John Milton became blind when he was 43 years old. This notwithstanding he wrote his most important work, Paradise Lost years later.
Then there’s Scott Adams, Fannie Flagg, Anne Frank, S. L. Frank and many many others. The list is really impressively long. True testimony to the human capacity to adapt and hope.
Being remembered for such feats is remarkable, no doubt about that. But there’s an essential detail that we must bear in mind when we think about those authors.
And it’s that, hadn’t them faced those very situations, at least some of their works would have never been written.
In fact, research has showed over and over again that constraints can work on an artist or athlete’s performance in the same way a difficult situation can.
In general no constraints at all lead to little or no improvement. Just like too many constraints are equally unproductive.
In fact, just like in many other aspects of life, to reach the ideal output, that’s to say the sweet point between productivity and quality, there have to be in place some constraints–but only enough to present the artist with a meaningful challenge, not so many as to turn the challenge into a desperate attempt.
Given that if we want to improve our performance, a constraint can always be artificially engineered, ending up with a health-related constraint as a result of poor lifestyle-habits about which we have never thought is a big no-no.
Luckily, it takes little to stay healthy… and keep writing.
Healthy lifestyle for writers and not
1 ) Move. Exercise. Moderate activity is the first and most important aspect of a healthy lifestyle. It doesn’t really matter what you choose to do. Provided you do it regularly and you’re willing to push yourself at least a bit out of your comfort zone.
2 ) Go out in the sun. These days people protect themselves from the sun like they were vampires. But the benefits of sun exposure are hard to deny. In fact, as Pelle Lindqvist found out, avoiding the sun completely can even be as dangerous as smoking.

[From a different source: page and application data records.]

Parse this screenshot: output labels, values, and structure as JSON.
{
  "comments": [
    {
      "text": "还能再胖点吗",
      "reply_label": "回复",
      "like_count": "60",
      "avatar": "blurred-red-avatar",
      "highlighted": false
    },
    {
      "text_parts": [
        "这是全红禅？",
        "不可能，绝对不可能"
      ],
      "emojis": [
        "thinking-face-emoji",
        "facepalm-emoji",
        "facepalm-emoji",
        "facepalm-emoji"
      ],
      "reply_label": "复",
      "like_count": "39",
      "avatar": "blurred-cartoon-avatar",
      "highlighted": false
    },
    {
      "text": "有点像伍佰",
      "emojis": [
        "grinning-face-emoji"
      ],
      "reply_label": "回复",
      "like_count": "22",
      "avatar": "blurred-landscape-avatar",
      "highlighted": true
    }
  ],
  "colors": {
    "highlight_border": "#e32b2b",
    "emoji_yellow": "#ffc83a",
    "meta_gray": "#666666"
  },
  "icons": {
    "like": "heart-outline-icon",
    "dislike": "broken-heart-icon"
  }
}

3 ) Eat simple foods and avoid the highly processed ones. In fact, most of the sodium, of the trans fats, and added sugar come from packaged foods. Think of your diet as if it were a novel you need to edit. So, cut out all those over-refined parts. And keep it as simple as possible.
4 ) Have real friends in real life. I mean, social media are fine. And the blogosphere too can be of invaluable help at times.
But we are humans. We’re still made of concrete particles of matter that occupy a defined space and time. We haven’t entered any new technological singularity yet. As a result, our brains, which have evolved for million of years in a world where nothing was virtual, over the long run crave for real human contacts.
Besides, nowadays the data-driven model is disrupting society as we know it. It suggests friends, relays news feeds tailored on one’s likes, steals our attention with exaggerated headlines. As a result, people live in their self-constructed bubble of fictional reality, where dissent is practically non existent.
Instead with real friends you can’t just mute them. And if your ideas are different, you might have to prove your point in a way as sound as possible. That takes time and energy. But it also teaches us tolerance, patience, persistence. And reminds us that other people are as real as we are.
5 ) Keep playing. Because playing is a sort of simulator you can use to test and hone your skills in a non threatening setting. Playing is the way inexperienced cubs and puppies and humans alike grow into adults.
But once you’re grown up, playing is still just as useful. To keep you adaptable and ready to face ever new challenges.
You can’t live forever, can you?
Last but not least read. In fact, until they find a way to download a human being into a memory chip, (and I’m not sure I like the idea, in any case) reading is the only way we can get to live many different lives.
So given that books are never been more widespread and cheap than these days we should seize such opportunity with no hesitation.